## WORK ORDER
Which of the lines in the records below hold the string "JSON"? Copy every one of them.

Records drawn from a dataset:
----------------------------------------
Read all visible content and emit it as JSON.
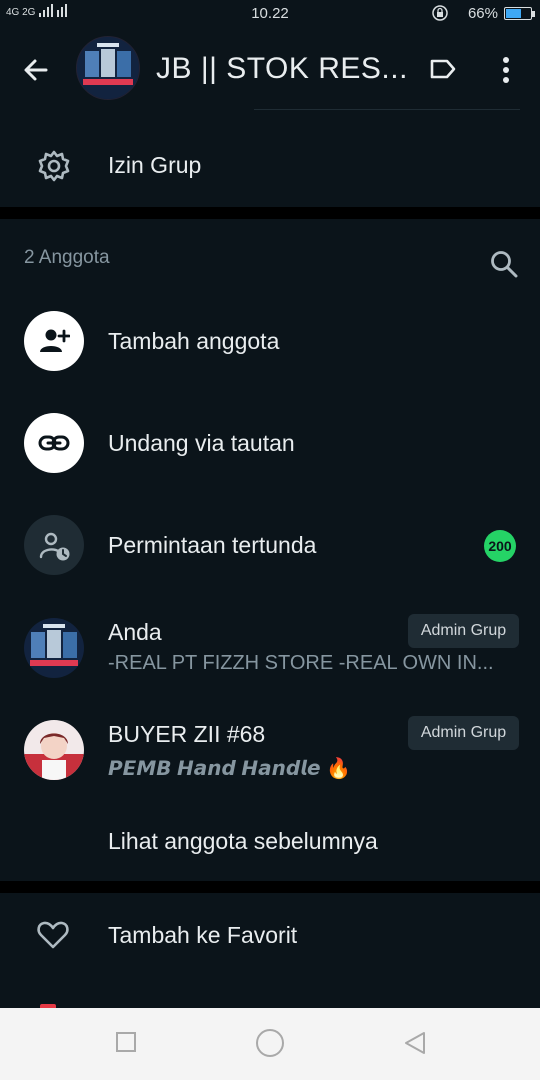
{
  "status_bar": {
    "signal": "4G 2G",
    "time": "10.22",
    "battery": "66%",
    "battery_level": 0.66
  },
  "header": {
    "title": "JB || STOK RES..."
  },
  "settings": {
    "group_permissions": "Izin Grup"
  },
  "members_section": {
    "count_label": "2 Anggota",
    "actions": [
      {
        "label": "Tambah anggota",
        "icon": "add-person-icon"
      },
      {
        "label": "Undang via tautan",
        "icon": "link-icon"
      },
      {
        "label": "Permintaan tertunda",
        "icon": "pending-person-icon",
        "badge": "200"
      }
    ],
    "members": [
      {
        "name": "Anda",
        "status": "-REAL PT FIZZH STORE -REAL OWN IN...",
        "role": "Admin Grup"
      },
      {
        "name": "BUYER ZII #68",
        "status": "𝙋𝙀𝙈𝘽 𝙃𝙖𝙣𝙙 𝙃𝙖𝙣𝙙𝙡𝙚 🔥",
        "role": "Admin Grup"
      }
    ],
    "see_previous": "Lihat anggota sebelumnya"
  },
  "favorites": {
    "label": "Tambah ke Favorit"
  },
  "colors": {
    "background": "#0b141a",
    "accent_green": "#25d366",
    "secondary_text": "#8696a0"
  }
}
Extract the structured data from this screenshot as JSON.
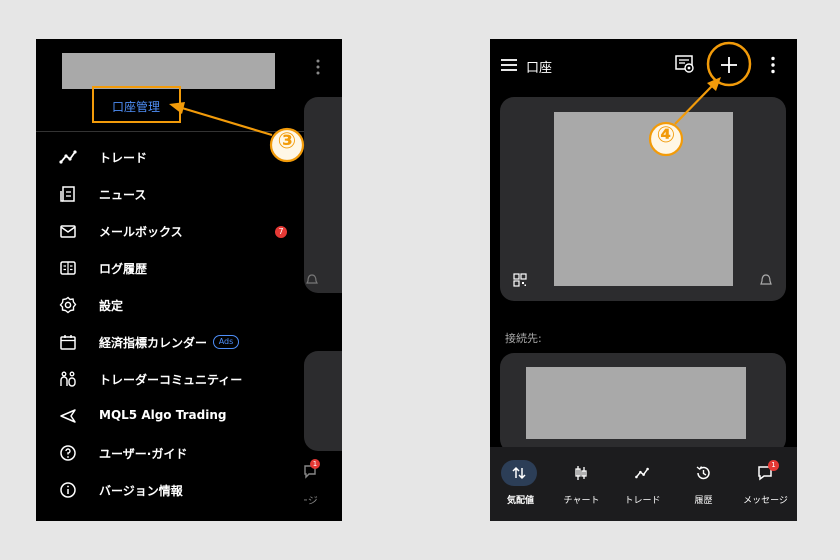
{
  "left_screen": {
    "account_manage": "口座管理",
    "menu": [
      {
        "icon": "trade-icon",
        "label": "トレード"
      },
      {
        "icon": "news-icon",
        "label": "ニュース"
      },
      {
        "icon": "mail-icon",
        "label": "メールボックス",
        "badge": "7"
      },
      {
        "icon": "journal-icon",
        "label": "ログ履歴"
      },
      {
        "icon": "gear-icon",
        "label": "設定"
      },
      {
        "icon": "calendar-icon",
        "label": "経済指標カレンダー",
        "tag": "Ads"
      },
      {
        "icon": "community-icon",
        "label": "トレーダーコミュニティー"
      },
      {
        "icon": "send-icon",
        "label": "MQL5 Algo Trading"
      },
      {
        "icon": "help-icon",
        "label": "ユーザー·ガイド"
      },
      {
        "icon": "info-icon",
        "label": "バージョン情報"
      }
    ],
    "peek_badge": "1",
    "peek_label": "ージ"
  },
  "right_screen": {
    "title": "口座",
    "connected_label": "接続先:",
    "nav": [
      {
        "icon": "quotes-icon",
        "label": "気配値"
      },
      {
        "icon": "chart-icon",
        "label": "チャート"
      },
      {
        "icon": "trade-icon",
        "label": "トレード"
      },
      {
        "icon": "history-icon",
        "label": "履歴"
      },
      {
        "icon": "messages-icon",
        "label": "メッセージ",
        "badge": "1"
      }
    ]
  },
  "annotations": {
    "step3": "③",
    "step4": "④"
  },
  "colors": {
    "accent": "#f29b0a",
    "link": "#4e8ef7",
    "badge": "#e53935"
  }
}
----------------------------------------
## TASK ANSWER
Read all visible content and emit it as JSON.
Extract the structured data from this screenshot as JSON.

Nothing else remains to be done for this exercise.